EXERCISE AIM »
Each record beneath this line should be returned exactly as it is.

DATA »
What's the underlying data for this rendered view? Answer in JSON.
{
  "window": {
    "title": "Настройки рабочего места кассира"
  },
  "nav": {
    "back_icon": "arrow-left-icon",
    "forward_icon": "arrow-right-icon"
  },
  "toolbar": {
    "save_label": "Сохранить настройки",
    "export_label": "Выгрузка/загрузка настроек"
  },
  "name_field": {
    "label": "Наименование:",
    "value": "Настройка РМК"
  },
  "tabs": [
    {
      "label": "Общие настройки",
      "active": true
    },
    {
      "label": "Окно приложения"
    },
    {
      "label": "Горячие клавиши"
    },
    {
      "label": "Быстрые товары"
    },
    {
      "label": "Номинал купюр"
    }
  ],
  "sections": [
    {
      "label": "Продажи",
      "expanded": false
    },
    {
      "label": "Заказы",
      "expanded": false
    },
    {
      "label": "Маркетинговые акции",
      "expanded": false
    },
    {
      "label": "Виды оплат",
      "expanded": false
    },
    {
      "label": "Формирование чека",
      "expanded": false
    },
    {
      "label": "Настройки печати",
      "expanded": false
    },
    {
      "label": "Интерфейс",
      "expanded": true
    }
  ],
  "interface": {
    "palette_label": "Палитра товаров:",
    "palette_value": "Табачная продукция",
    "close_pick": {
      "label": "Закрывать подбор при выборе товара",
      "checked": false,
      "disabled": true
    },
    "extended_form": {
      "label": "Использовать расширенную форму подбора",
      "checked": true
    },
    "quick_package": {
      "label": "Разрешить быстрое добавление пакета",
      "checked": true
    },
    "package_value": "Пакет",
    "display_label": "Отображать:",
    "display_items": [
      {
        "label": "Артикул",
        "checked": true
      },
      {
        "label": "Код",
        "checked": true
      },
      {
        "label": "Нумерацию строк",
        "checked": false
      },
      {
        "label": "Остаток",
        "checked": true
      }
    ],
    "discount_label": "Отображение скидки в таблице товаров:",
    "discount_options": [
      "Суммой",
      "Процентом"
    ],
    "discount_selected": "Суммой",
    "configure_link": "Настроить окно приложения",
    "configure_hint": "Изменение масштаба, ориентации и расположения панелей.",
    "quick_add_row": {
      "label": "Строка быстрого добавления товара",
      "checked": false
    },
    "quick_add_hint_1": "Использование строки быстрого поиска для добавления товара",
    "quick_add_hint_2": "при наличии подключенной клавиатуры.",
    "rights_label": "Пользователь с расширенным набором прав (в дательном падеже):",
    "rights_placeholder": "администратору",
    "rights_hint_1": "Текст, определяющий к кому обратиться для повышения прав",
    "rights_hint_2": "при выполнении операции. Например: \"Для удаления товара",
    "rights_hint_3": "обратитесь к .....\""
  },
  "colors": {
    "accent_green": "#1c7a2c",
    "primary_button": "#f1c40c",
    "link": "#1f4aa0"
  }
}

OUTPUT BELOW »
What's the underlying data for this rendered view? Answer in JSON.
{
  "window": {
    "title": "Настройки рабочего места кассира"
  },
  "nav": {
    "back_icon": "arrow-left-icon",
    "forward_icon": "arrow-right-icon"
  },
  "toolbar": {
    "save_label": "Сохранить настройки",
    "export_label": "Выгрузка/загрузка настроек"
  },
  "name_field": {
    "label": "Наименование:",
    "value": "Настройка РМК"
  },
  "tabs": [
    {
      "label": "Общие настройки",
      "active": true
    },
    {
      "label": "Окно приложения"
    },
    {
      "label": "Горячие клавиши"
    },
    {
      "label": "Быстрые товары"
    },
    {
      "label": "Номинал купюр"
    }
  ],
  "sections": [
    {
      "label": "Продажи",
      "expanded": false
    },
    {
      "label": "Заказы",
      "expanded": false
    },
    {
      "label": "Маркетинговые акции",
      "expanded": false
    },
    {
      "label": "Виды оплат",
      "expanded": false
    },
    {
      "label": "Формирование чека",
      "expanded": false
    },
    {
      "label": "Настройки печати",
      "expanded": false
    },
    {
      "label": "Интерфейс",
      "expanded": true
    }
  ],
  "interface": {
    "palette_label": "Палитра товаров:",
    "palette_value": "Табачная продукция",
    "close_pick": {
      "label": "Закрывать подбор при выборе товара",
      "checked": false,
      "disabled": true
    },
    "extended_form": {
      "label": "Использовать расширенную форму подбора",
      "checked": true
    },
    "quick_package": {
      "label": "Разрешить быстрое добавление пакета",
      "checked": true
    },
    "package_value": "Пакет",
    "display_label": "Отображать:",
    "display_items": [
      {
        "label": "Артикул",
        "checked": true
      },
      {
        "label": "Код",
        "checked": true
      },
      {
        "label": "Нумерацию строк",
        "checked": false
      },
      {
        "label": "Остаток",
        "checked": true
      }
    ],
    "discount_label": "Отображение скидки в таблице товаров:",
    "discount_options": [
      "Суммой",
      "Процентом"
    ],
    "discount_selected": "Суммой",
    "configure_link": "Настроить окно приложения",
    "configure_hint": "Изменение масштаба, ориентации и расположения панелей.",
    "quick_add_row": {
      "label": "Строка быстрого добавления товара",
      "checked": false
    },
    "quick_add_hint_1": "Использование строки быстрого поиска для добавления товара",
    "quick_add_hint_2": "при наличии подключенной клавиатуры.",
    "rights_label": "Пользователь с расширенным набором прав (в дательном падеже):",
    "rights_placeholder": "администратору",
    "rights_hint_1": "Текст, определяющий к кому обратиться для повышения прав",
    "rights_hint_2": "при выполнении операции. Например: \"Для удаления товара",
    "rights_hint_3": "обратитесь к .....\""
  },
  "colors": {
    "accent_green": "#1c7a2c",
    "primary_button": "#f1c40c",
    "link": "#1f4aa0"
  }
}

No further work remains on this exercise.